▸ **EXERCISE**:
The records that follow are to be repeated in full, with no pictures retained.

### GIVEN DATA ###

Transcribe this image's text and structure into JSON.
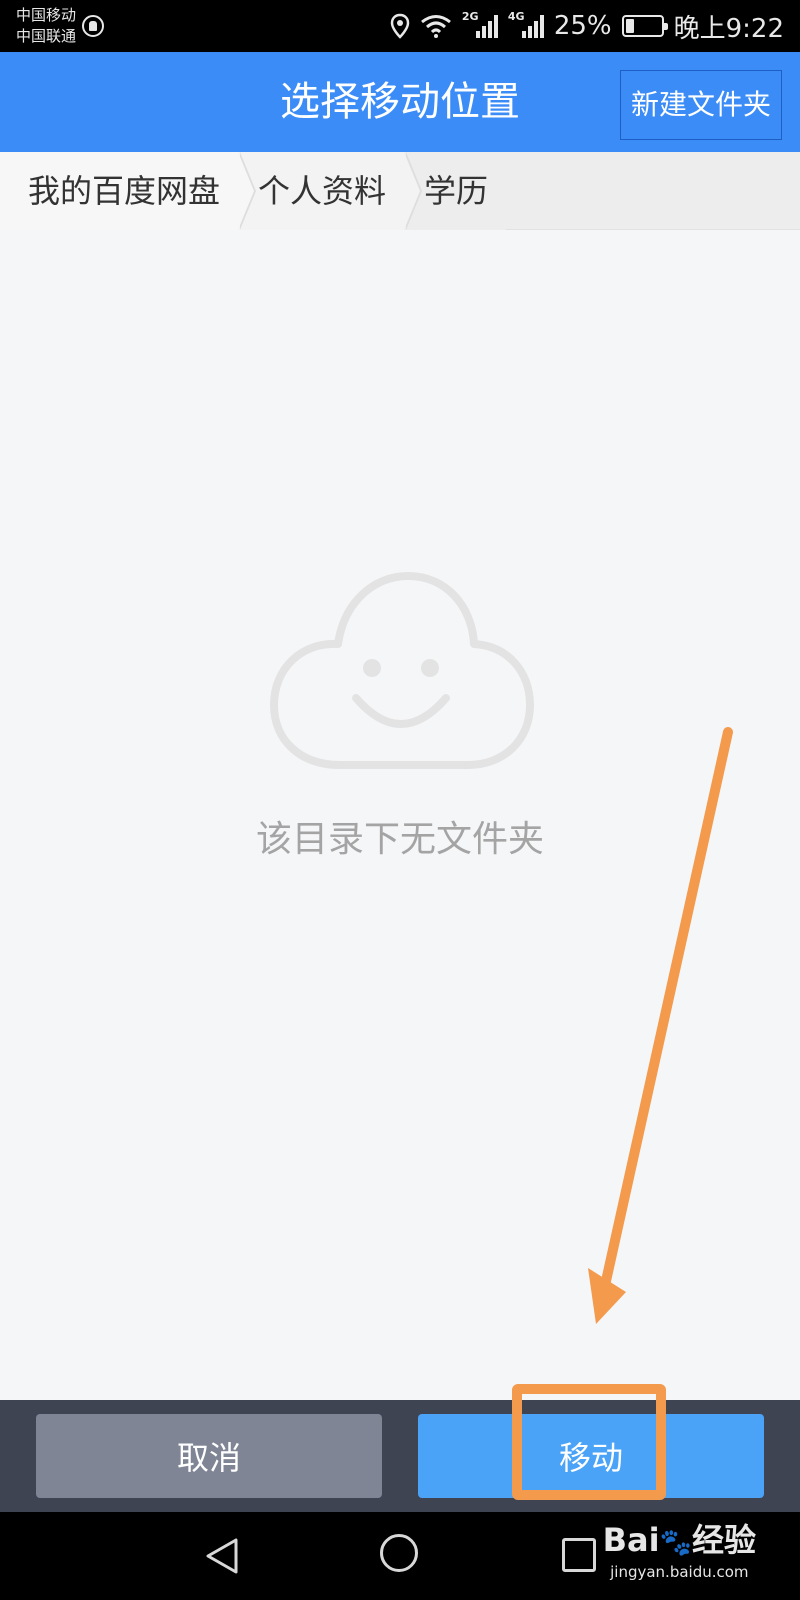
{
  "status_bar": {
    "carrier_1": "中国移动",
    "carrier_2": "中国联通",
    "network_1": "2G",
    "network_2": "4G",
    "battery": "25%",
    "battery_level": 0.25,
    "time": "晚上9:22"
  },
  "header": {
    "title": "选择移动位置",
    "new_folder_label": "新建文件夹"
  },
  "breadcrumb": {
    "items": [
      "我的百度网盘",
      "个人资料",
      "学历"
    ]
  },
  "empty_state": {
    "message": "该目录下无文件夹",
    "icon": "cloud-smile-icon"
  },
  "actions": {
    "cancel_label": "取消",
    "move_label": "移动"
  },
  "watermark": {
    "logo_text": "Bai",
    "logo_suffix": "经验",
    "url": "jingyan.baidu.com"
  },
  "colors": {
    "header_bg": "#3b8cf7",
    "move_button": "#4aa3f7",
    "cancel_button": "#7f8594",
    "annotation": "#f39a4d"
  }
}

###

▸ **SOLUTION FOR THIS PROBLEM**:
Transcribe this image's text and structure into JSON.
{
  "status_bar": {
    "carrier_1": "中国移动",
    "carrier_2": "中国联通",
    "network_1": "2G",
    "network_2": "4G",
    "battery": "25%",
    "battery_level": 0.25,
    "time": "晚上9:22"
  },
  "header": {
    "title": "选择移动位置",
    "new_folder_label": "新建文件夹"
  },
  "breadcrumb": {
    "items": [
      "我的百度网盘",
      "个人资料",
      "学历"
    ]
  },
  "empty_state": {
    "message": "该目录下无文件夹",
    "icon": "cloud-smile-icon"
  },
  "actions": {
    "cancel_label": "取消",
    "move_label": "移动"
  },
  "watermark": {
    "logo_text": "Bai",
    "logo_suffix": "经验",
    "url": "jingyan.baidu.com"
  },
  "colors": {
    "header_bg": "#3b8cf7",
    "move_button": "#4aa3f7",
    "cancel_button": "#7f8594",
    "annotation": "#f39a4d"
  }
}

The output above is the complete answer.